High turnover is just a fact of life now which means that you need new people to be able to get up to speed with your company as quickly as possible. Also when people leave your business, you want their knowledge of your customers and products to stay with the company so their replacement can access that knowledge easily and quickly.
Research shows that salespeople spend 31% of their time searching for the correct information AND 81% of sales and marketing executives say that searching for the correct information is their number 1 area for improvement.
In the modern world, people are connected online most of their lives – they need more than paper to be convinced of anything – they need videos, audio etc.
Recent studies have shown that in the workplace 80% of emails are a waste of time and that emails take up 28% of workers’ time.
Evernote solves all of these issues and it is one of those programs that most people find easy and intuitive to use.
Now for some practical examples – say I am working on a project – I am collaborating with these people here. So I set Evernote up so they can see everything I’m doing. I can send one person a “work chat” which is an internal texting method, then we can look at the same image or text and discuss what we need to discuss (no email) Or I can set up a tag so everyone on the team will see the tasks they need to do tomorrow morning. (no emails).
This team (management) over here don’t want to know how we got the project to work or how much work it took – they just want to see where we’re up to on every Friday afternoon. Evernote will do that (no emails).
I’ve got some great ideas for the project that I found on Facebook (it was for work – honest!) I can add a webpage to Evernote very easily and then annotate and share that with my working partner. We can both annotate the same page together.
And if another employee starts working on a similar project to mine (she’s not aware that our projects are similar) then Evernote will find what I’m doing and ask the employee if my work is worth her looking at.
This is just a very brief overview of how Evernote can help your business to succeed, grow and profit.
It takes some planning to set up efficiently but then is very easy and intuitive for your employees to use.

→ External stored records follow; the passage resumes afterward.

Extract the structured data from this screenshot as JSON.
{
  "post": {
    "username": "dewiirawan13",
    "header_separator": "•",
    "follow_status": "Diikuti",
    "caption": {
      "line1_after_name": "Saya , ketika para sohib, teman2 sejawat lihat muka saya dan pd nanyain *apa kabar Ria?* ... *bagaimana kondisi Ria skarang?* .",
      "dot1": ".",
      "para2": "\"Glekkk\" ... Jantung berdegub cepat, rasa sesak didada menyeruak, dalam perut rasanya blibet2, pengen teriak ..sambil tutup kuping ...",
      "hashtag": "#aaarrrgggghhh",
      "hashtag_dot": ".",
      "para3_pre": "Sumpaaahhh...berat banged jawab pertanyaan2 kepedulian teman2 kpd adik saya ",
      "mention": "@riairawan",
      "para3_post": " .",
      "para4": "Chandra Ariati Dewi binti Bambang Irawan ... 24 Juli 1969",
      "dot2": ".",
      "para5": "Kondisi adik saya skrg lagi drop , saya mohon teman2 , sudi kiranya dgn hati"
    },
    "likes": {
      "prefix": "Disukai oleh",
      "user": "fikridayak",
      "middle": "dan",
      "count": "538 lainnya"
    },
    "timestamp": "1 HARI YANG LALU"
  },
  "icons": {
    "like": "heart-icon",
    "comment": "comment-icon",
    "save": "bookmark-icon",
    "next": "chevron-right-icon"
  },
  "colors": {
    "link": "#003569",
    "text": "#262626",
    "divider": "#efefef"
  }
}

It is relatively cheap, extremely customisable and very robust.
Check it out here.
(there is a free version, and if you purchase a paid version, I do get a small commission)